“[The] American Independent Party candidate for president … urged Veterans of Foreign Wars Thursday not to be misled by what he called ‘liberal left-wingers, guideline writers and newspaper editors.” The first line of the Associate Press story states the news in faded shades of cream and grey.
I consider whether to find this opening funny or disconcerting. “What were they thinking in 1968?” I ask, as I take a closer look at the faded old newspaper, crumbled decades ago around the dishes that I am unpacking. It turns out to be an article about George Wallace, a former Alabama Governor most known for his zealous support of racial segregation, not for his failed run for the presidency in 1968. As I read on, forty-seven years melt away and I am Sherri Roth, thirteen-year-old news freak and hopeful Lois Lane-style journalist, skimming the news as I search for answers to the burning questions about life that keep me awake at night as I try to understand the universe.
“George C. Wallace” I read “devoted much of his speech … to attacks on communism.” I have to smile. Attacks on communism seem quaint and harmless today, although thirteen-year-old Sherri Roth was under the firm impression that both Lenin and Marx specifically advocated tyranny, massacres, and cruelty. It will be a few more years before she is surprised to learn that Communism is merely an economic philosophy and not a mandate to do evil.
In his speech, captured in a copy of The Wichita Eagle from a Friday August 23 of long ago, Wallace took potshots at newspapers for being soft on Fidel Castro. He also decried anarchists, saying both they and communists “imperil this country internally and externally.” Young Sherri Roth isn’t sure exactly what an anarchist is, but the older Sherrie Cronin is pretty sure that Wallace was referring to hippies. The VFW of 1968 was not particularly fond of this group, and her suspicions are strengthened when she reads that “He was interrupted 25 times by applause, [and] given a standing ovation as he finished.”
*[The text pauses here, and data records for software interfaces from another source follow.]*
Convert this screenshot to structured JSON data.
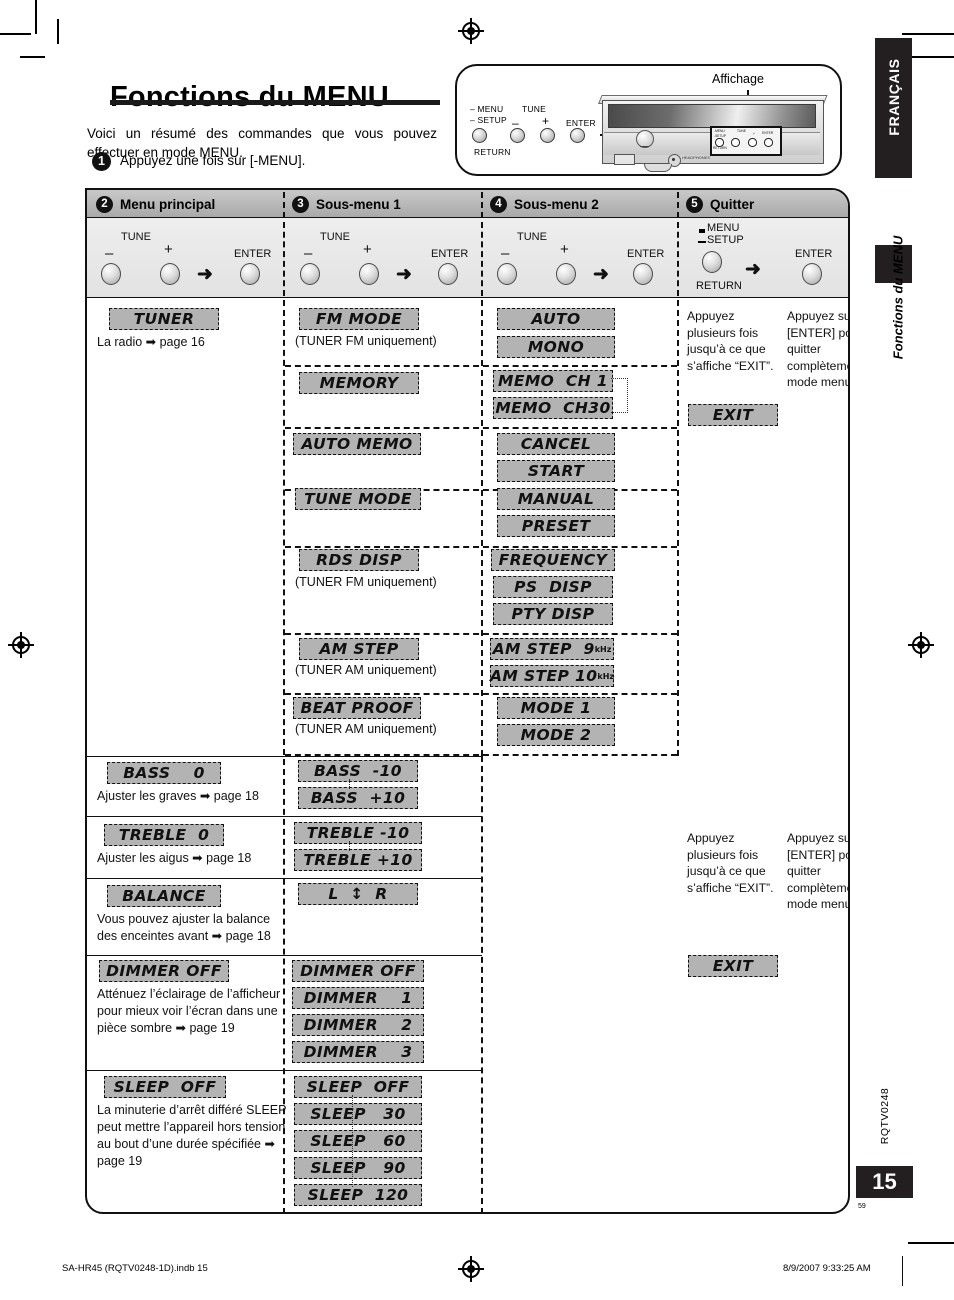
{
  "page": {
    "title": "Fonctions du MENU",
    "intro": "Voici un résumé des commandes que vous pouvez effectuer en mode MENU.",
    "step1_badge": "1",
    "step1_text": "Appuyez une fois sur [-MENU].",
    "language_tab": "FRANÇAIS",
    "section_tab": "Fonctions du MENU",
    "doc_code": "RQTV0248",
    "page_number": "15",
    "small_folio": "59"
  },
  "footer": {
    "left": "SA-HR45 (RQTV0248-1D).indb   15",
    "right": "8/9/2007   9:33:25 AM"
  },
  "device": {
    "affichage_label": "Affichage",
    "buttons": [
      {
        "line1": "– MENU",
        "line2": "– SETUP",
        "line3": "RETURN"
      },
      {
        "label": "TUNE"
      },
      {
        "label": "–"
      },
      {
        "label": "+"
      },
      {
        "label": "ENTER"
      }
    ],
    "panel_mini_labels": {
      "menu": "-MENU",
      "setup": "-SETUP",
      "return": "RETURN",
      "tune": "TUNE",
      "minus": "-",
      "plus": "+",
      "enter": "ENTER"
    },
    "jack_label": "HEADPHONES"
  },
  "columns": [
    {
      "badge": "2",
      "label": "Menu principal"
    },
    {
      "badge": "3",
      "label": "Sous-menu 1"
    },
    {
      "badge": "4",
      "label": "Sous-menu 2"
    },
    {
      "badge": "5",
      "label": "Quitter"
    }
  ],
  "button_rows": [
    {
      "tune": "TUNE",
      "minus": "–",
      "plus": "+",
      "arrow": "➜",
      "enter": "ENTER"
    },
    {
      "tune": "TUNE",
      "minus": "–",
      "plus": "+",
      "arrow": "➜",
      "enter": "ENTER"
    },
    {
      "tune": "TUNE",
      "minus": "–",
      "plus": "+",
      "arrow": "➜",
      "enter": "ENTER"
    },
    {
      "menu": "MENU",
      "setup": "SETUP",
      "return": "RETURN",
      "arrow": "➜",
      "enter": "ENTER"
    }
  ],
  "main_menu": [
    {
      "chip": "TUNER",
      "note": "La radio ➡ page 16",
      "submenus": [
        {
          "chip": "FM MODE",
          "note": "(TUNER FM uniquement)",
          "options": [
            "AUTO",
            "MONO"
          ]
        },
        {
          "chip": "MEMORY",
          "note": "",
          "options": [
            "MEMO  CH 1",
            "MEMO  CH30"
          ]
        },
        {
          "chip": "AUTO MEMO",
          "note": "",
          "options": [
            "CANCEL",
            "START"
          ]
        },
        {
          "chip": "TUNE MODE",
          "note": "",
          "options": [
            "MANUAL",
            "PRESET"
          ]
        },
        {
          "chip": "RDS DISP",
          "note": "(TUNER FM uniquement)",
          "options": [
            "FREQUENCY",
            "PS  DISP",
            "PTY DISP"
          ]
        },
        {
          "chip": "AM STEP",
          "note": "(TUNER AM uniquement)",
          "options": [
            "AM STEP  9",
            "AM STEP 10"
          ],
          "option_sub": "kHz"
        },
        {
          "chip": "BEAT PROOF",
          "note": "(TUNER AM uniquement)",
          "options": [
            "MODE 1",
            "MODE 2"
          ]
        }
      ]
    },
    {
      "chip": "BASS    0",
      "note": "Ajuster les graves ➡ page 18",
      "submenus": [
        {
          "chip": "BASS  -10",
          "note": "",
          "options": []
        },
        {
          "chip": "BASS  +10",
          "note": "",
          "options": []
        }
      ]
    },
    {
      "chip": "TREBLE  0",
      "note": "Ajuster les aigus ➡ page 18",
      "submenus": [
        {
          "chip": "TREBLE -10",
          "note": "",
          "options": []
        },
        {
          "chip": "TREBLE +10",
          "note": "",
          "options": []
        }
      ]
    },
    {
      "chip": "BALANCE",
      "note": "Vous pouvez ajuster la balance des enceintes avant ➡ page 18",
      "submenus": [
        {
          "chip": "L  ↕  R",
          "note": "",
          "options": []
        }
      ]
    },
    {
      "chip": "DIMMER OFF",
      "note": "Atténuez l’éclairage de l’afficheur pour mieux voir l’écran dans une pièce sombre ➡ page 19",
      "submenus": [
        {
          "chip": "DIMMER OFF",
          "note": "",
          "options": []
        },
        {
          "chip": "DIMMER    1",
          "note": "",
          "options": []
        },
        {
          "chip": "DIMMER    2",
          "note": "",
          "options": []
        },
        {
          "chip": "DIMMER    3",
          "note": "",
          "options": []
        }
      ]
    },
    {
      "chip": "SLEEP  OFF",
      "note": "La minuterie d’arrêt différé SLEEP peut mettre l’appareil hors tension au bout d’une durée spécifiée ➡ page 19",
      "submenus": [
        {
          "chip": "SLEEP  OFF",
          "note": "",
          "options": []
        },
        {
          "chip": "SLEEP   30",
          "note": "",
          "options": []
        },
        {
          "chip": "SLEEP   60",
          "note": "",
          "options": []
        },
        {
          "chip": "SLEEP   90",
          "note": "",
          "options": []
        },
        {
          "chip": "SLEEP  120",
          "note": "",
          "options": []
        }
      ]
    }
  ],
  "quit": {
    "note_left": "Appuyez plusieurs fois jusqu’à ce que s’affiche “EXIT”.",
    "note_right": "Appuyez sur [ENTER] pour quitter complètement le mode menu.",
    "exit_chip": "EXIT"
  },
  "colors": {
    "chip_fill": "#b3b3b3",
    "header_fill": "#b4b4b4",
    "ink": "#111111",
    "tab_black": "#231f20"
  }
}
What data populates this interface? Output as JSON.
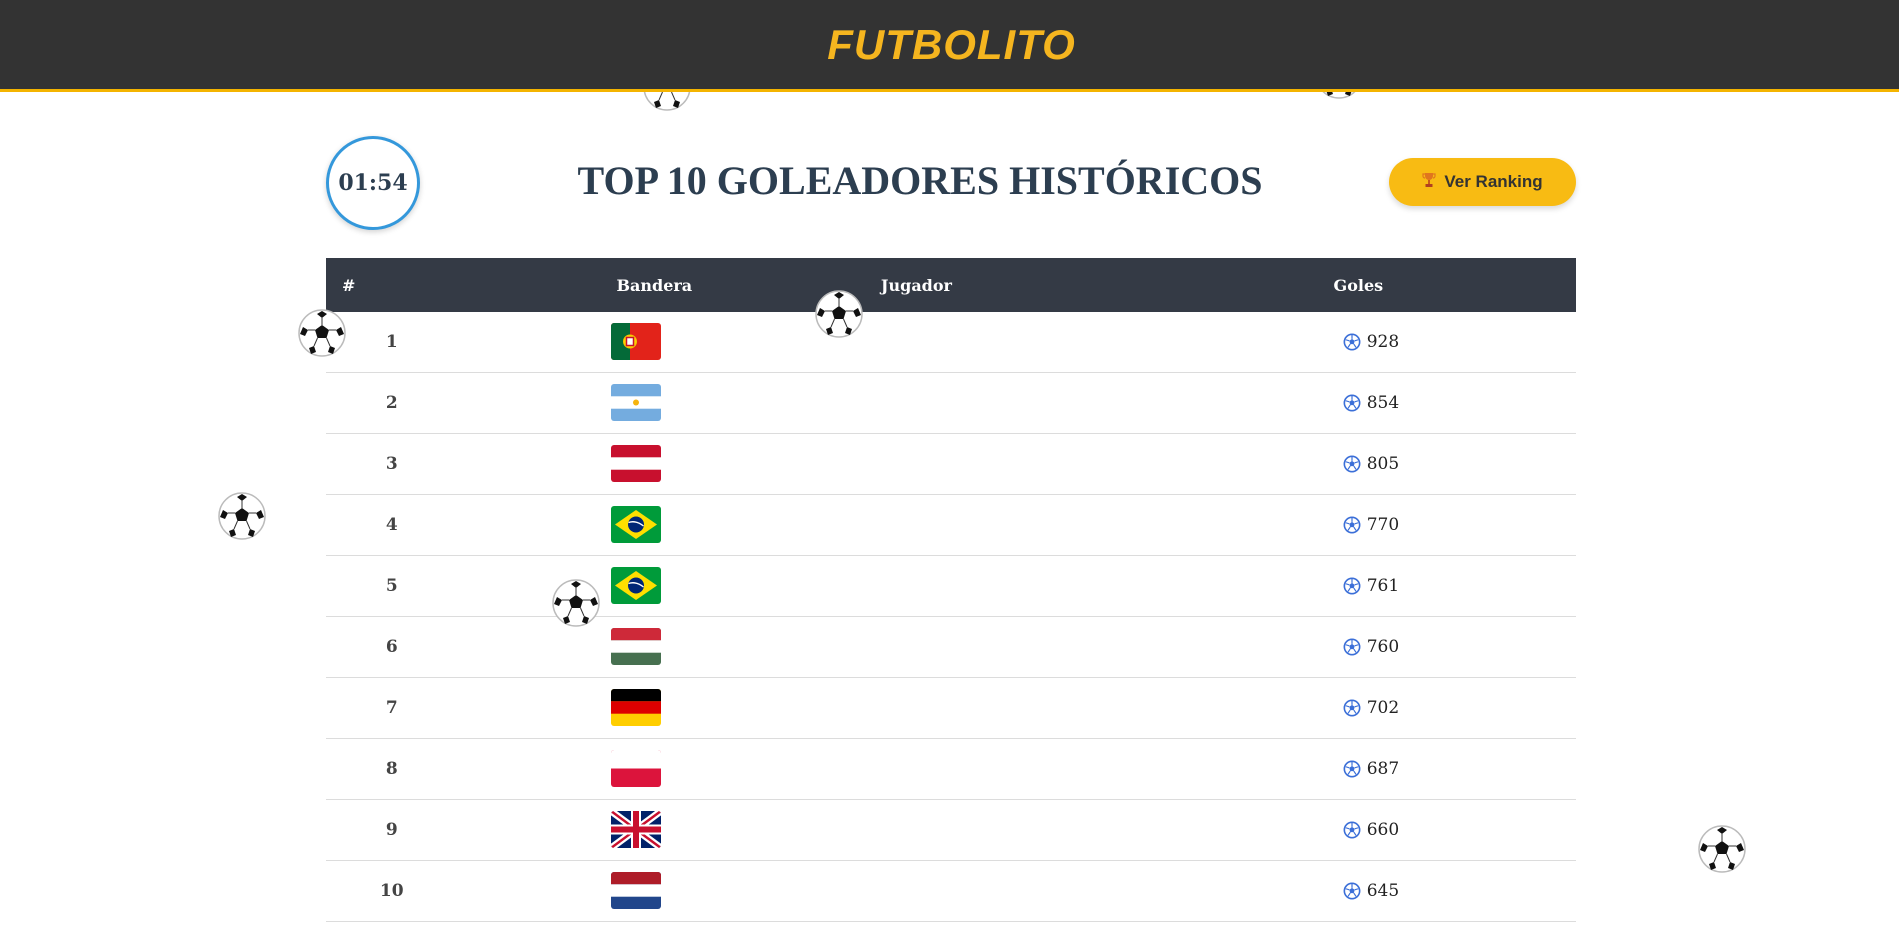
{
  "header": {
    "brand": "FUTBOLITO"
  },
  "timer": {
    "value": "01:54"
  },
  "page": {
    "title": "TOP 10 GOLEADORES HISTÓRICOS"
  },
  "ranking_button": {
    "label": "Ver Ranking",
    "icon": "trophy-icon"
  },
  "table": {
    "columns": [
      "#",
      "Bandera",
      "Jugador",
      "Goles"
    ],
    "rows": [
      {
        "rank": "1",
        "flag": "portugal",
        "player": "",
        "goals": "928"
      },
      {
        "rank": "2",
        "flag": "argentina",
        "player": "",
        "goals": "854"
      },
      {
        "rank": "3",
        "flag": "austria",
        "player": "",
        "goals": "805"
      },
      {
        "rank": "4",
        "flag": "brazil",
        "player": "",
        "goals": "770"
      },
      {
        "rank": "5",
        "flag": "brazil",
        "player": "",
        "goals": "761"
      },
      {
        "rank": "6",
        "flag": "hungary",
        "player": "",
        "goals": "760"
      },
      {
        "rank": "7",
        "flag": "germany",
        "player": "",
        "goals": "702"
      },
      {
        "rank": "8",
        "flag": "poland",
        "player": "",
        "goals": "687"
      },
      {
        "rank": "9",
        "flag": "united-kingdom",
        "player": "",
        "goals": "660"
      },
      {
        "rank": "10",
        "flag": "netherlands",
        "player": "",
        "goals": "645"
      }
    ]
  },
  "colors": {
    "header_bg": "#333333",
    "brand": "#f5b51f",
    "accent_line": "#f4b400",
    "timer_border": "#3498db",
    "button_bg": "#f8bb13",
    "table_header_bg": "#343a45",
    "title": "#2c3e50"
  }
}
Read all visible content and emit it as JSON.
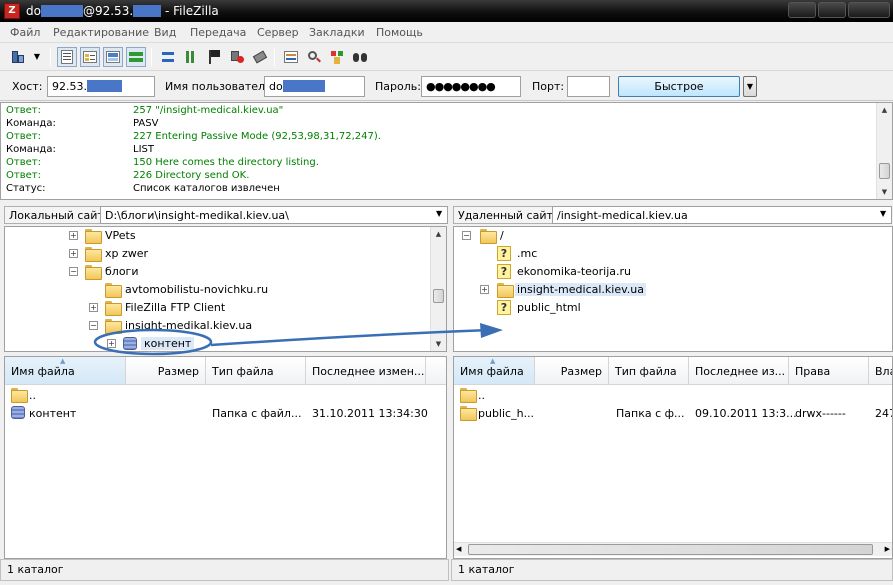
{
  "window": {
    "title_prefix": "do",
    "title_mid": "@92.53.",
    "title_suffix": " - FileZilla",
    "app_icon": "filezilla-icon"
  },
  "menu": [
    "Файл",
    "Редактирование",
    "Вид",
    "Передача",
    "Сервер",
    "Закладки",
    "Помощь"
  ],
  "toolbar_icons": [
    "site-manager-icon",
    "site-manager-dropdown-icon",
    "toggle-message-log-icon",
    "toggle-local-tree-icon",
    "toggle-remote-tree-icon",
    "toggle-transfer-queue-icon",
    "refresh-icon",
    "process-queue-icon",
    "stop-icon",
    "disconnect-icon",
    "reconnect-icon",
    "directory-compare-icon",
    "filter-icon",
    "sync-browsing-icon",
    "search-icon"
  ],
  "quickconnect": {
    "host_label": "Хост:",
    "host_value": "92.53.",
    "user_label": "Имя пользователя",
    "user_value": "do",
    "pass_label": "Пароль:",
    "pass_value": "●●●●●●●●",
    "port_label": "Порт:",
    "port_value": "",
    "button": "Быстрое соединение"
  },
  "log": [
    {
      "key": "Ответ:",
      "value": "257 \"/insight-medical.kiev.ua\"",
      "color": "#008000"
    },
    {
      "key": "Команда:",
      "value": "PASV",
      "color": "#000000"
    },
    {
      "key": "Ответ:",
      "value": "227 Entering Passive Mode (92,53,98,31,72,247).",
      "color": "#008000"
    },
    {
      "key": "Команда:",
      "value": "LIST",
      "color": "#000000"
    },
    {
      "key": "Ответ:",
      "value": "150 Here comes the directory listing.",
      "color": "#008000"
    },
    {
      "key": "Ответ:",
      "value": "226 Directory send OK.",
      "color": "#008000"
    },
    {
      "key": "Статус:",
      "value": "Список каталогов извлечен",
      "color": "#000000"
    }
  ],
  "local": {
    "label": "Локальный сайт:",
    "path": "D:\\блоги\\insight-medikal.kiev.ua\\",
    "tree": [
      {
        "name": "VPets",
        "expander": "+"
      },
      {
        "name": "xp zwer",
        "expander": "+"
      },
      {
        "name": "блоги",
        "expander": "−"
      },
      {
        "name": "avtomobilistu-novichku.ru",
        "expander": ""
      },
      {
        "name": "FileZilla FTP Client",
        "expander": "+"
      },
      {
        "name": "insight-medikal.kiev.ua",
        "expander": "−"
      },
      {
        "name": "контент",
        "expander": "+"
      }
    ],
    "columns": [
      "Имя файла",
      "Размер",
      "Тип файла",
      "Последнее измен..."
    ],
    "files": [
      {
        "name": "..",
        "size": "",
        "type": "",
        "modified": ""
      },
      {
        "name": "контент",
        "size": "",
        "type": "Папка с файл...",
        "modified": "31.10.2011 13:34:30"
      }
    ],
    "status": "1 каталог"
  },
  "remote": {
    "label": "Удаленный сайт:",
    "path": "/insight-medical.kiev.ua",
    "tree": [
      {
        "name": "/",
        "expander": "−"
      },
      {
        "name": ".mc",
        "expander": ""
      },
      {
        "name": "ekonomika-teorija.ru",
        "expander": ""
      },
      {
        "name": "insight-medical.kiev.ua",
        "expander": "+"
      },
      {
        "name": "public_html",
        "expander": ""
      }
    ],
    "columns": [
      "Имя файла",
      "Размер",
      "Тип файла",
      "Последнее из...",
      "Права",
      "Вла"
    ],
    "files": [
      {
        "name": "..",
        "size": "",
        "type": "",
        "modified": "",
        "perms": "",
        "owner": ""
      },
      {
        "name": "public_h...",
        "size": "",
        "type": "Папка с ф...",
        "modified": "09.10.2011 13:3...",
        "perms": "drwx------",
        "owner": "247"
      }
    ],
    "status": "1 каталог"
  },
  "colors": {
    "response": "#008000",
    "annotation": "#3a6fb5",
    "selection": "#dbe8f7"
  }
}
Okay. This is starting to sound more like the news of today. Except for those poor guideline writers, that is. Even Rush Limbaugh doesn’t rail against guideline writers, at least as far as I know. What did they do back then to piss off George Wallace?
“Guideline writers in Washington are trying to … cover every aspect of life, even to the point of telling a person when he should get up and when he should go to bed,” Wallace complained. Oh. Some government study must have recommended getting eight hours of sleep each night. Looks like that constituted government overreach in Wallace’s opinion.
I sigh as I remember some of the Tea Party complaints that have made the news recently. In 1968 you might have been able to buy a men’s pullover for $2.66 and a woman’s panty girdle for only a dollar, but other things haven’t changed all that much in forty seven years. Would George Wallace have a shot at the presidency today? You have to wonder.
For more notes from 47 years ago, where 13 year old Sherri Roth reports the news from the Friday August 23, 1968 Wichita Eagle, see my other blogs posts for the Vietnam Edition and the Race Relations Edition.
[From page 15A of the Friday August 23, 1968 Wichita Eagle from the Associated Press News Service]